In conclusion, process servers must identify themselves when serving legal papers. This rule applies to both personal and substituted service and helps prevent conflicts and legal issues. By identifying themselves, process servers can ensure that the legal papers are delivered correctly and avoid accusations of impersonation or fraud. It’s also important to note that process servers are not law enforcement officers and must follow specific guidelines when serving legal papers.
Frequently Asked Questions
What is a process server?
A process server is an individual who delivers legal documents to an individual or entity that is involved in a legal matter. These documents could be a summons, complaint, subpoena, or any other legal document required by law. The job of a process server is to ensure that the recipient of the documents is aware of the legal proceedings and has the opportunity to respond.
In order to properly serve legal documents, a process server must follow specific rules and regulations set by their state or jurisdiction. These rules could include the time of day that documents can be served, who can be served, and how the documents must be delivered.
What is the purpose of a process server?
The purpose of a process server is to ensure that all parties involved in a legal matter are aware of the proceedings and have the opportunity to respond. This is done by delivering legal documents to the appropriate individual or entity in accordance with state or jurisdictional rules.
By serving these documents, a process server helps to ensure that legal proceedings are conducted fairly and that all parties have an equal opportunity to present their case.
Do process servers have to identify themselves?
In most cases, yes, process servers are required to identify themselves when serving legal documents. This is because the recipient of the documents has the right to know why they are being served and who is serving them.
However, there may be certain circumstances where a process server is allowed to serve documents without identifying themselves, such as when the recipient is avoiding service or if identifying themselves would put them in danger.
What happens if a process server does not identify themselves?
If a process server does not identify themselves when serving legal documents, it could be considered improper service. This could lead to the case being dismissed or delayed, as the recipient may argue that they were not properly served.
In addition, if a process server does not identify themselves, it could be a violation of state or jurisdictional rules. This could result in fines or other penalties for the process server.
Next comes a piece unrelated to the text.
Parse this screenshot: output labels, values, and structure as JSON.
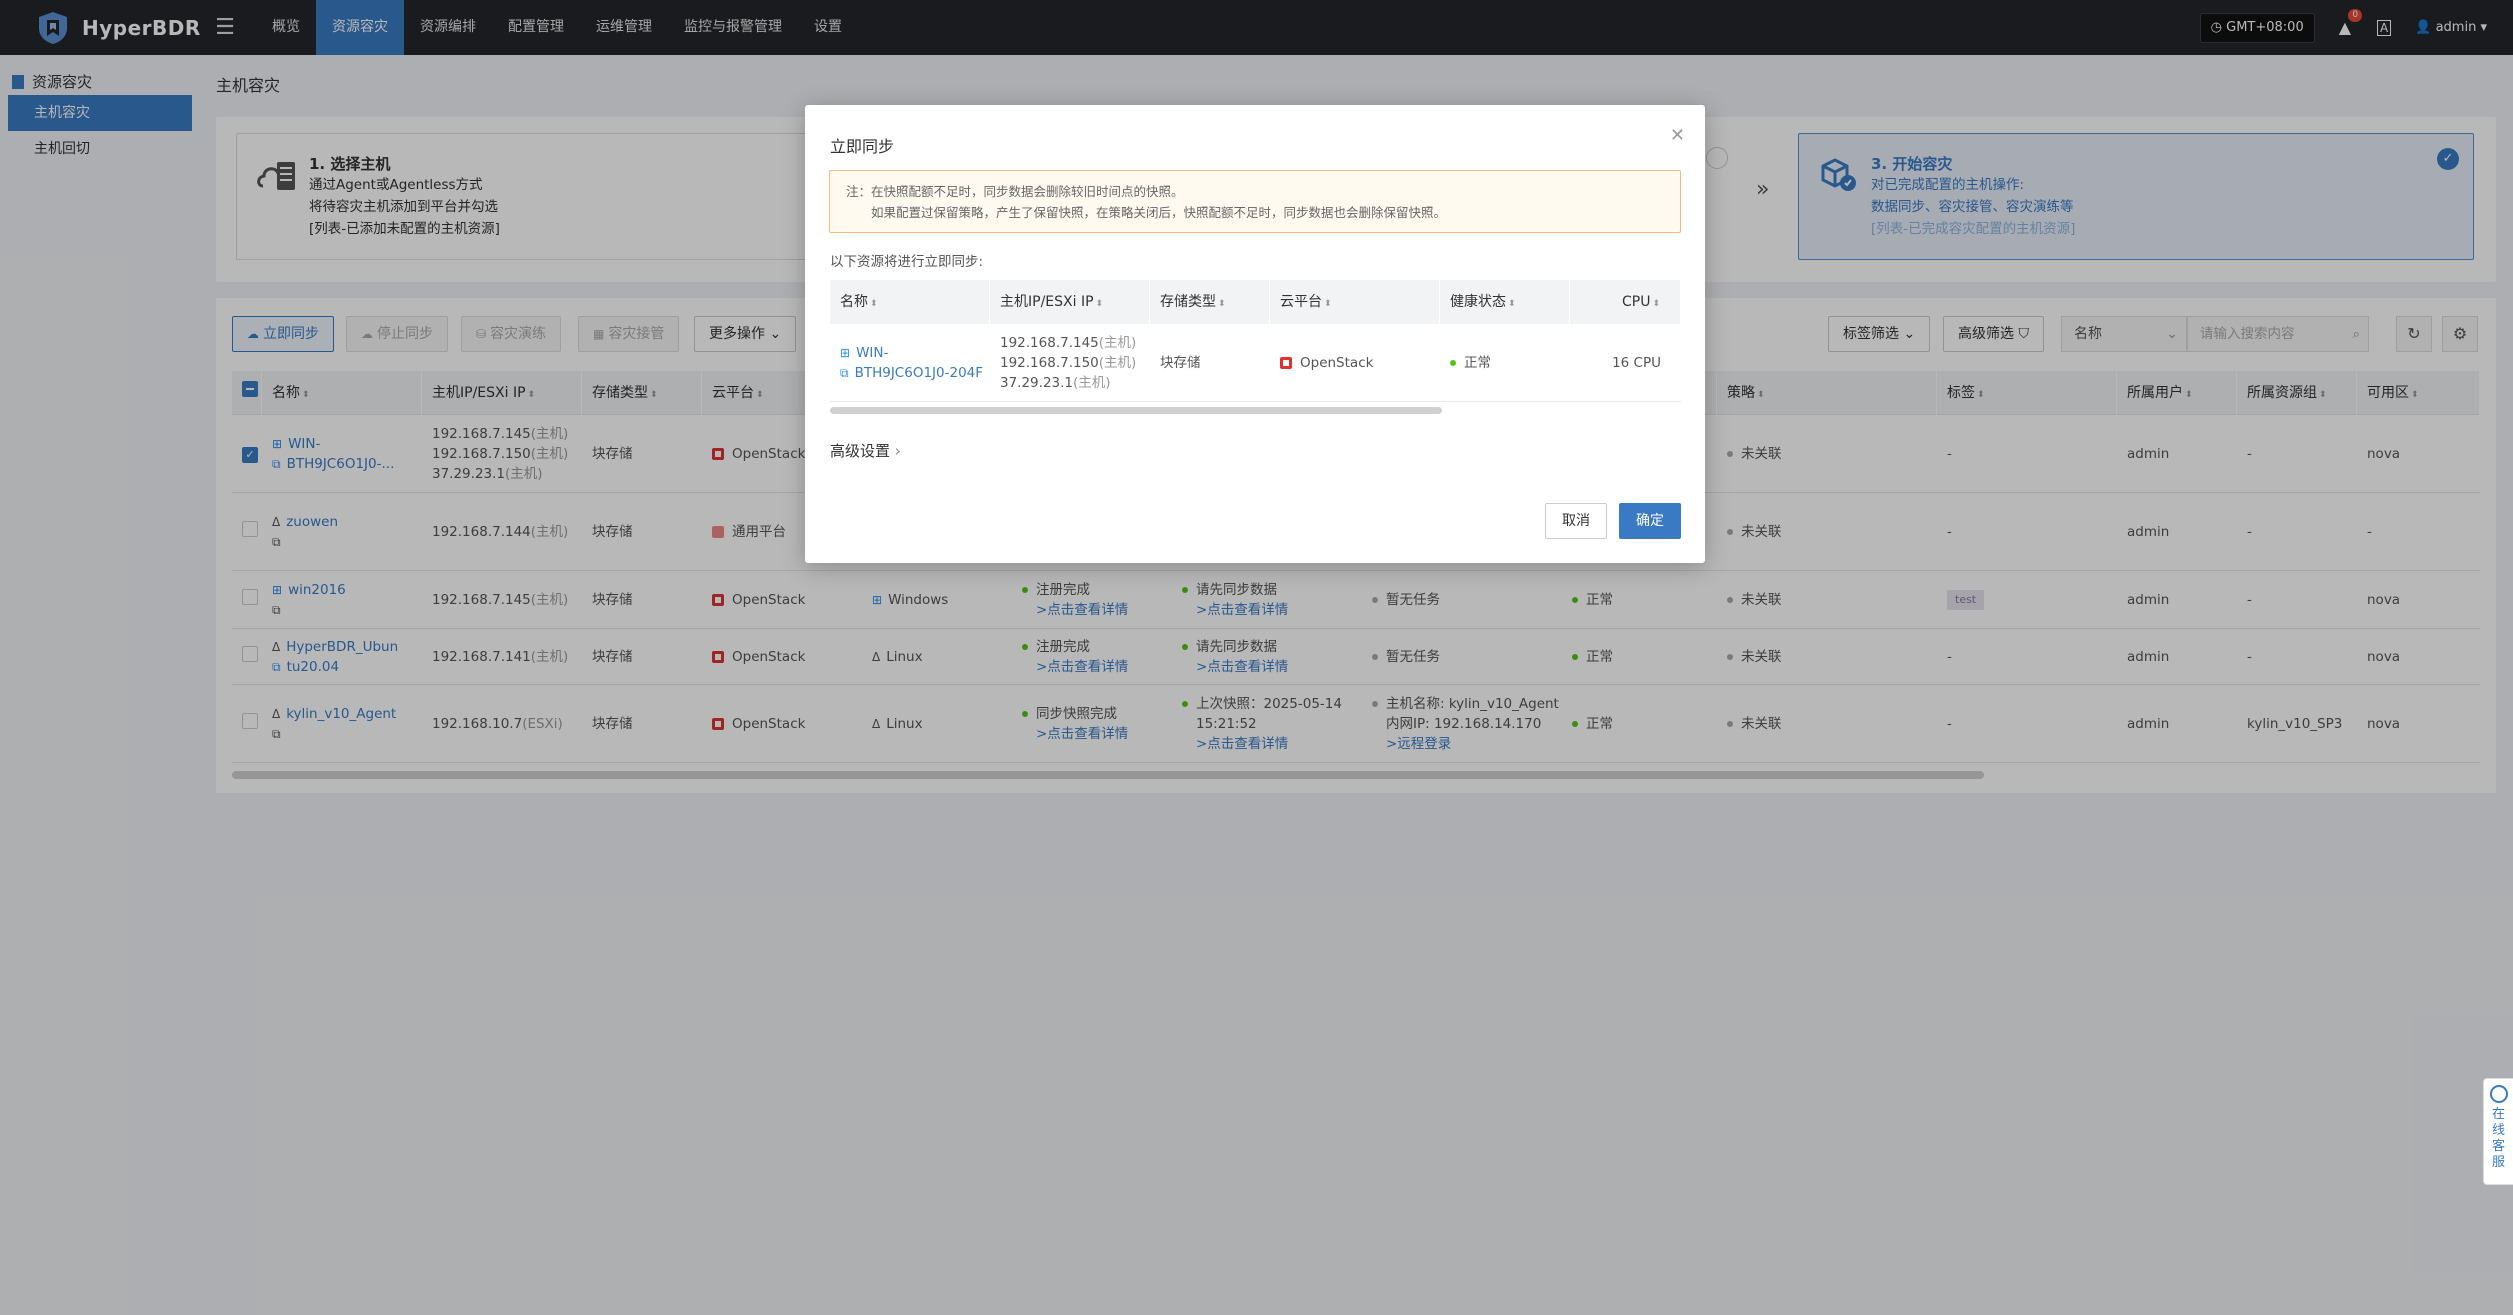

Can a process server enter my home or place of business?
In most cases, no, a process server cannot enter your home or place of business without your permission. They are only allowed to serve legal documents to you or someone authorized to accept them on your behalf.
However, there are certain circumstances where a process server may be allowed to enter your home or place of business, such as if they are delivering a subpoena for you to appear in court. Even in these cases, they must still follow state or jurisdictional rules regarding service of process.
In conclusion, the answer to the question “Do process servers have to identify themselves?” is a bit complicated. While they are not legally required to identify themselves when serving legal documents, it is still considered good practice to do so. It can help prevent confusion and ensure that the person being served understands what is happening.
Furthermore, some states do have specific laws regarding identification for process servers. In these states, process servers may be required to wear specific clothing or carry identification cards. It is important for process servers to research the laws in their state and follow them accordingly.
Overall, while there may not be a universal requirement for process servers to identify themselves, it is still important for them to do so in order to ensure a smooth and efficient serving process. By following best practices and any applicable laws, process servers can help ensure that legal documents are served appropriately and professionally.